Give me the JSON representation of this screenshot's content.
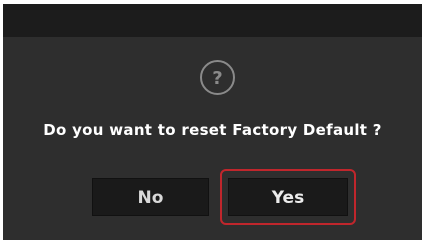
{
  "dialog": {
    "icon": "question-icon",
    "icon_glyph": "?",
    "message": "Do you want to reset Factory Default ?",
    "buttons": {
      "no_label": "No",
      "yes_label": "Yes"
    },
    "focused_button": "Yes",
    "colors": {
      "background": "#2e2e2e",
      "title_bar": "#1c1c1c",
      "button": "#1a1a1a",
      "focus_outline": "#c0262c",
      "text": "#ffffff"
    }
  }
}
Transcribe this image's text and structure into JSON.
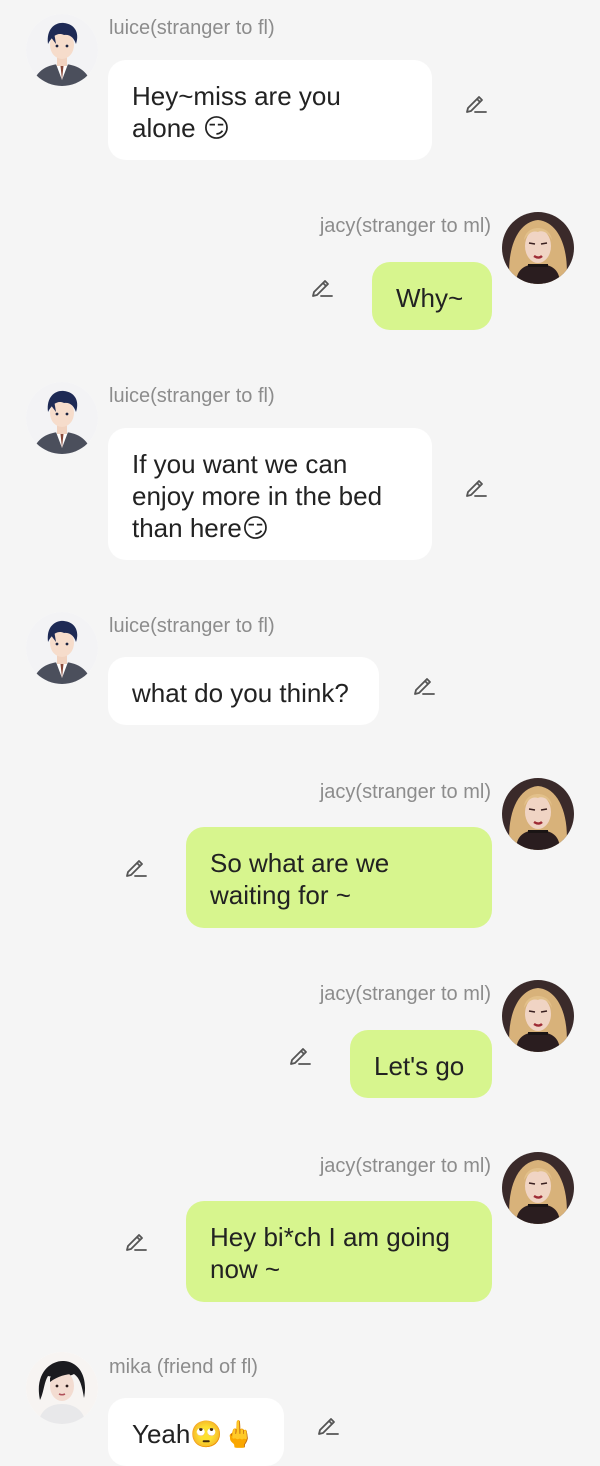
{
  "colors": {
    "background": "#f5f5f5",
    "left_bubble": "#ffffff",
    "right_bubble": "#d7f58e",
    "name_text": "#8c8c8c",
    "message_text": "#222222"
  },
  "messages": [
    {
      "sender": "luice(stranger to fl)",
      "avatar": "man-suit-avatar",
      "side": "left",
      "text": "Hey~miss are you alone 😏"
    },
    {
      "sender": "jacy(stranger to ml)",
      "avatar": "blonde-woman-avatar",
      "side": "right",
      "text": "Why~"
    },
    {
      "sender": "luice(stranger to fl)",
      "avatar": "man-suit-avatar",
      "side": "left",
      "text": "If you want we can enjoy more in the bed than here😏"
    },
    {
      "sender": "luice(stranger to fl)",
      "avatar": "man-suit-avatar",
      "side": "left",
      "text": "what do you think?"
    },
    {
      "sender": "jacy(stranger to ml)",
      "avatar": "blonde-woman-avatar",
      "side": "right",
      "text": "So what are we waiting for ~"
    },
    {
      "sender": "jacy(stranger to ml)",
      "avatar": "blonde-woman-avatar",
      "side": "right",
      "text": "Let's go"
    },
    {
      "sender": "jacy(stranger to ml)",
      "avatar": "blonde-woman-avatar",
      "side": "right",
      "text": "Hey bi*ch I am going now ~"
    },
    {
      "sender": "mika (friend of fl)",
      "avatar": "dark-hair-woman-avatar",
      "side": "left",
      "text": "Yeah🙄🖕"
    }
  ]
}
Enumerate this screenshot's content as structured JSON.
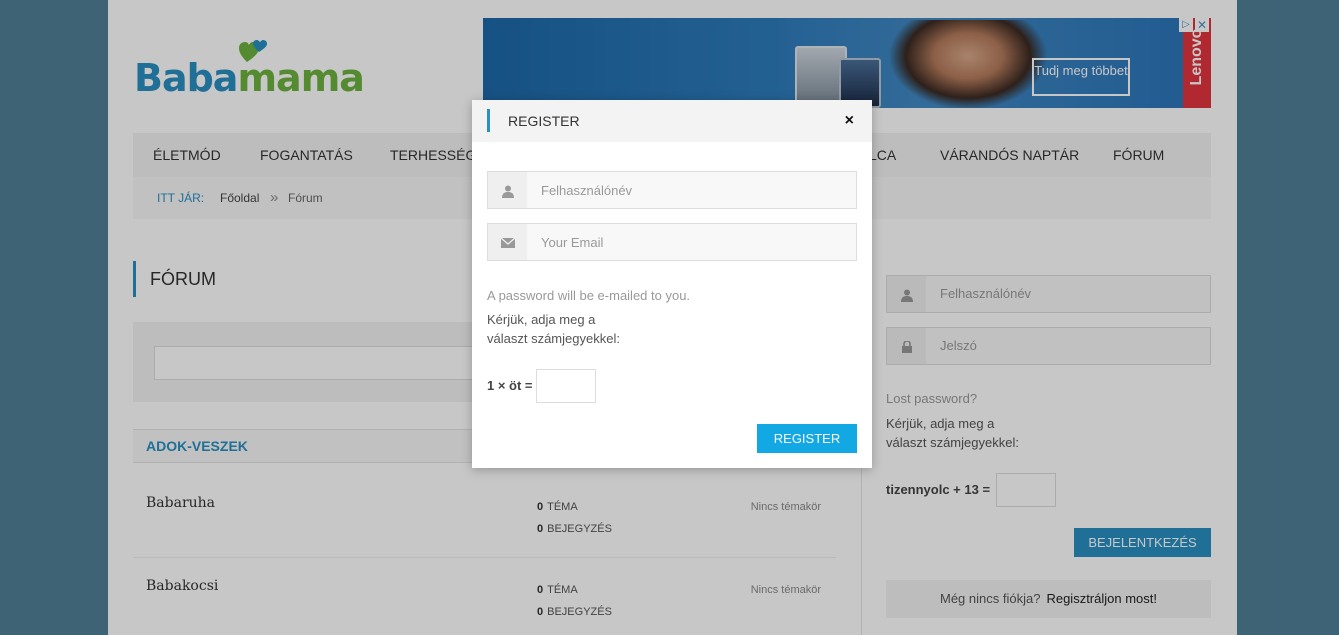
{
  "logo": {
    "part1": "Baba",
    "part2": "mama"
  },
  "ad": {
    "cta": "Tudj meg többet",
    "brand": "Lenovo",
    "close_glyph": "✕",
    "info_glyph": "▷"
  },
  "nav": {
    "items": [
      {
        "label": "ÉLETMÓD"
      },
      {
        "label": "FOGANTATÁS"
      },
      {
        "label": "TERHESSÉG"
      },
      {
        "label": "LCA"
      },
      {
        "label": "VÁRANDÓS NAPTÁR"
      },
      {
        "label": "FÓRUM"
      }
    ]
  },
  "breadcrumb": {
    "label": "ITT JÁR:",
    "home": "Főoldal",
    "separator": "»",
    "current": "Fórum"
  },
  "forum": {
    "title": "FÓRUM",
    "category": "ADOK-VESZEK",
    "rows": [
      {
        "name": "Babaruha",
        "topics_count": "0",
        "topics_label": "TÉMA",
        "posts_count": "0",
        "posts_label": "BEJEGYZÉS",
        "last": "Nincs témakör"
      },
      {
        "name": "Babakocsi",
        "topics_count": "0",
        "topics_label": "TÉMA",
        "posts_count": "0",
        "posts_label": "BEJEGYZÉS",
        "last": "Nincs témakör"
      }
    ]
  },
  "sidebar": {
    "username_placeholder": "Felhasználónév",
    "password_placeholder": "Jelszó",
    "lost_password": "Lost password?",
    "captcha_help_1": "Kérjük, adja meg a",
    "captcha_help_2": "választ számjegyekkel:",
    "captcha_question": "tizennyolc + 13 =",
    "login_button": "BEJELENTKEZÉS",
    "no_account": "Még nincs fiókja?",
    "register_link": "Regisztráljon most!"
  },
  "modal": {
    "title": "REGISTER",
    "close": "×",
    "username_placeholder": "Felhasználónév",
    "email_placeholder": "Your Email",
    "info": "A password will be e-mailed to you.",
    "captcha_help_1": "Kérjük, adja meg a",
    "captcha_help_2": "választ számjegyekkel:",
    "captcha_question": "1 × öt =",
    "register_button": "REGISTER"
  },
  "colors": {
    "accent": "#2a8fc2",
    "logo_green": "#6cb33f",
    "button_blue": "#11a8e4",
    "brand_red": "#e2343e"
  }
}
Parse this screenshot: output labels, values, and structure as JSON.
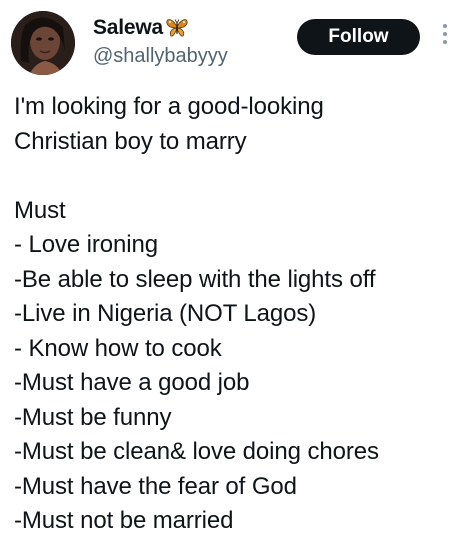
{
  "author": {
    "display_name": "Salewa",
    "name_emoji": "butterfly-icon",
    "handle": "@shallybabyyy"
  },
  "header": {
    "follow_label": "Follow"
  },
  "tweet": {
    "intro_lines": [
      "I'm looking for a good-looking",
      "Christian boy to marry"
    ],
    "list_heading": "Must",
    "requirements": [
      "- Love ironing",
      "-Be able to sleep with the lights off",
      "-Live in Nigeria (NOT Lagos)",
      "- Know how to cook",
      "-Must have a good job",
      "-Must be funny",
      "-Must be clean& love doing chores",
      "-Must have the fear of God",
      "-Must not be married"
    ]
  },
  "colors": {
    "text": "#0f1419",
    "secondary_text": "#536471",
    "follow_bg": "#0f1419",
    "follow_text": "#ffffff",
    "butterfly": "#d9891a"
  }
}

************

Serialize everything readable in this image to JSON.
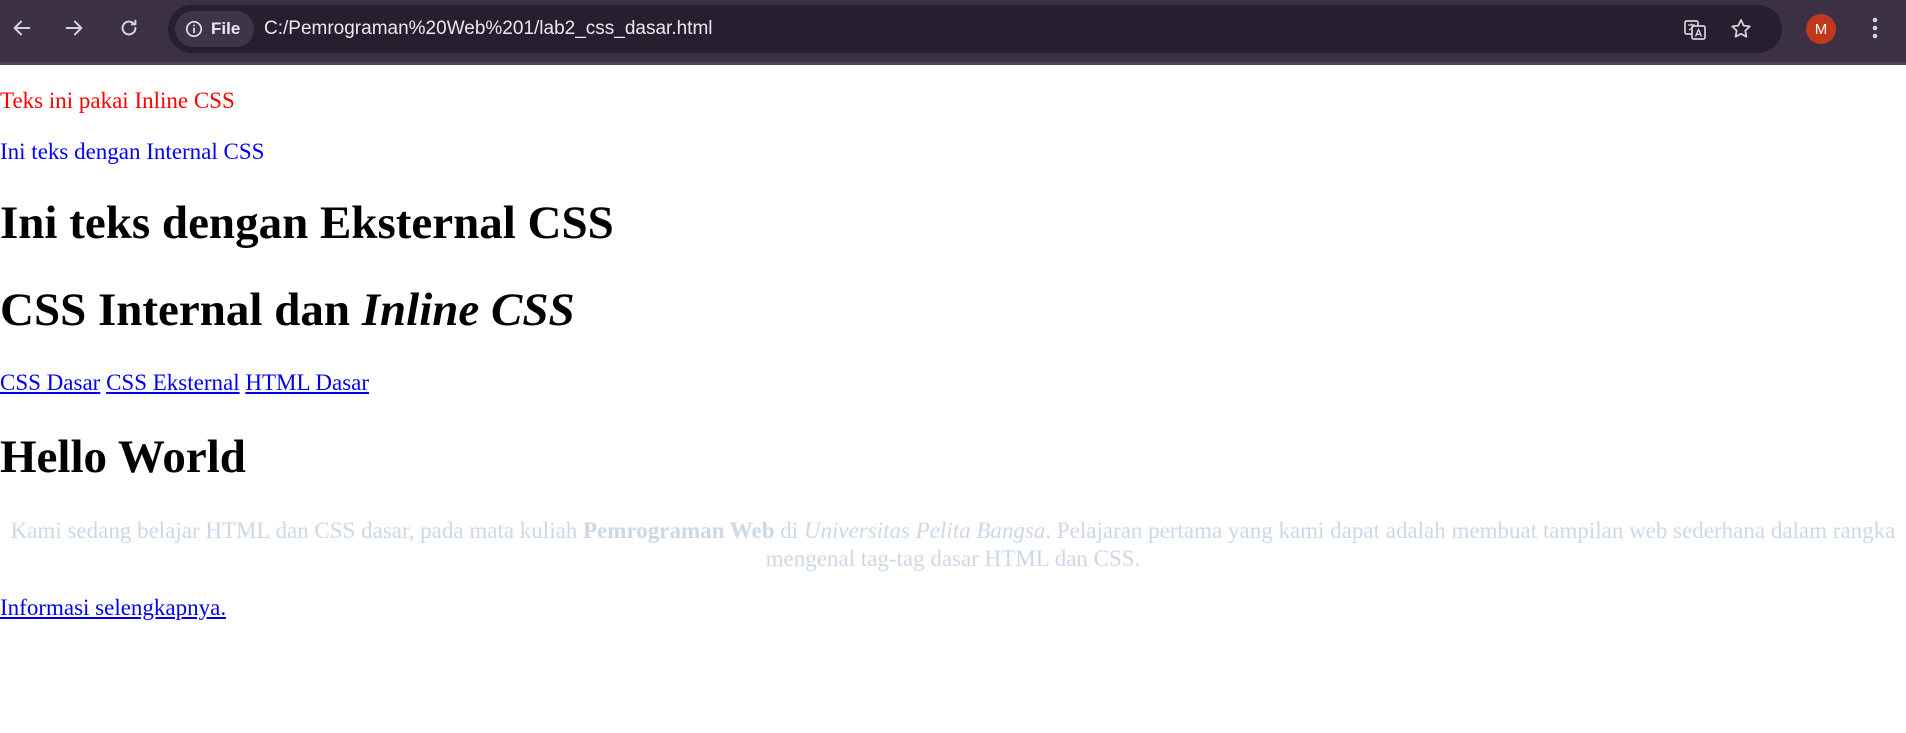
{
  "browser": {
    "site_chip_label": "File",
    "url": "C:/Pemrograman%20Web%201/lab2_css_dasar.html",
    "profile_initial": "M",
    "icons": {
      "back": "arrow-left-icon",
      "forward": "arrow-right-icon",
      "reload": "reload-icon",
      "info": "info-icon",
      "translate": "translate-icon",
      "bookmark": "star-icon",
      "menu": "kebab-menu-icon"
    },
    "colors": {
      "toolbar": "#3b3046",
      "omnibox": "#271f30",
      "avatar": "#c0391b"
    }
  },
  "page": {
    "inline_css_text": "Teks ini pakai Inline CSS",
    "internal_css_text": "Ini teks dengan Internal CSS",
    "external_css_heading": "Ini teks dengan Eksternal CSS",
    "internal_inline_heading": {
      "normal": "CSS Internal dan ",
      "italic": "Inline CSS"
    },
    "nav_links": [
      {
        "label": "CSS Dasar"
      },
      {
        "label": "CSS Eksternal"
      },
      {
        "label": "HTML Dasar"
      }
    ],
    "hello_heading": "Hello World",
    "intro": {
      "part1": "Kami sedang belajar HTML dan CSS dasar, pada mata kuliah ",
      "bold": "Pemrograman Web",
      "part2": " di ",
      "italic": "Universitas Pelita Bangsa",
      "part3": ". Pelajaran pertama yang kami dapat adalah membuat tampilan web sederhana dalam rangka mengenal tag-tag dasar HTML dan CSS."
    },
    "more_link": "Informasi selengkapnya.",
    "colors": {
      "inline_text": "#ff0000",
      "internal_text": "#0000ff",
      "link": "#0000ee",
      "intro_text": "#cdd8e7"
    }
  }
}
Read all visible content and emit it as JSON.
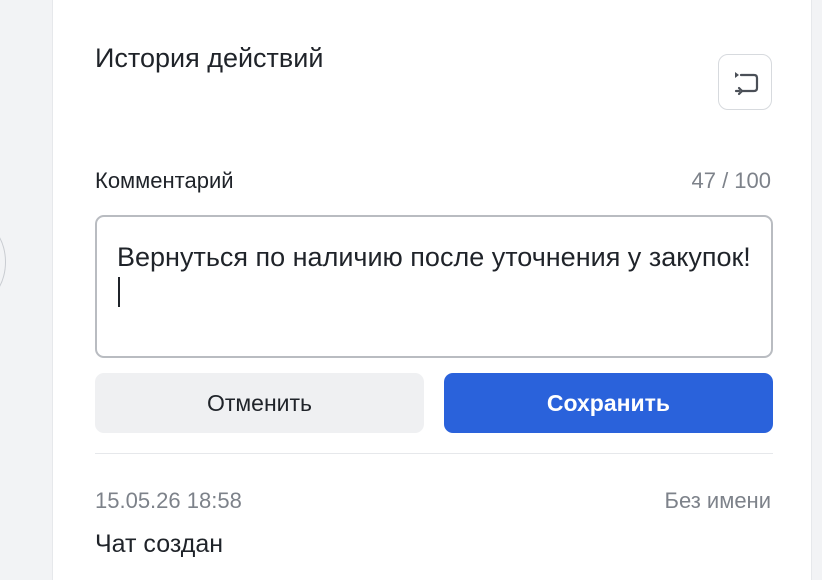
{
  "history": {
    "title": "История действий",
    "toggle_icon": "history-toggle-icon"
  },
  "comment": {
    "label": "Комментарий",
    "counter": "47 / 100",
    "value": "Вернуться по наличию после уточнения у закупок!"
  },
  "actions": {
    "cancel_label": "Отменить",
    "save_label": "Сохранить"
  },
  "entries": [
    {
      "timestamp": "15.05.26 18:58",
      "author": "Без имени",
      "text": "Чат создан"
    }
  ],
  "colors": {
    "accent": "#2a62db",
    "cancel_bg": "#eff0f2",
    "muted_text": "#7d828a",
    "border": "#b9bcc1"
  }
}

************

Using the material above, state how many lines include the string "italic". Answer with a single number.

Exercise solution: 2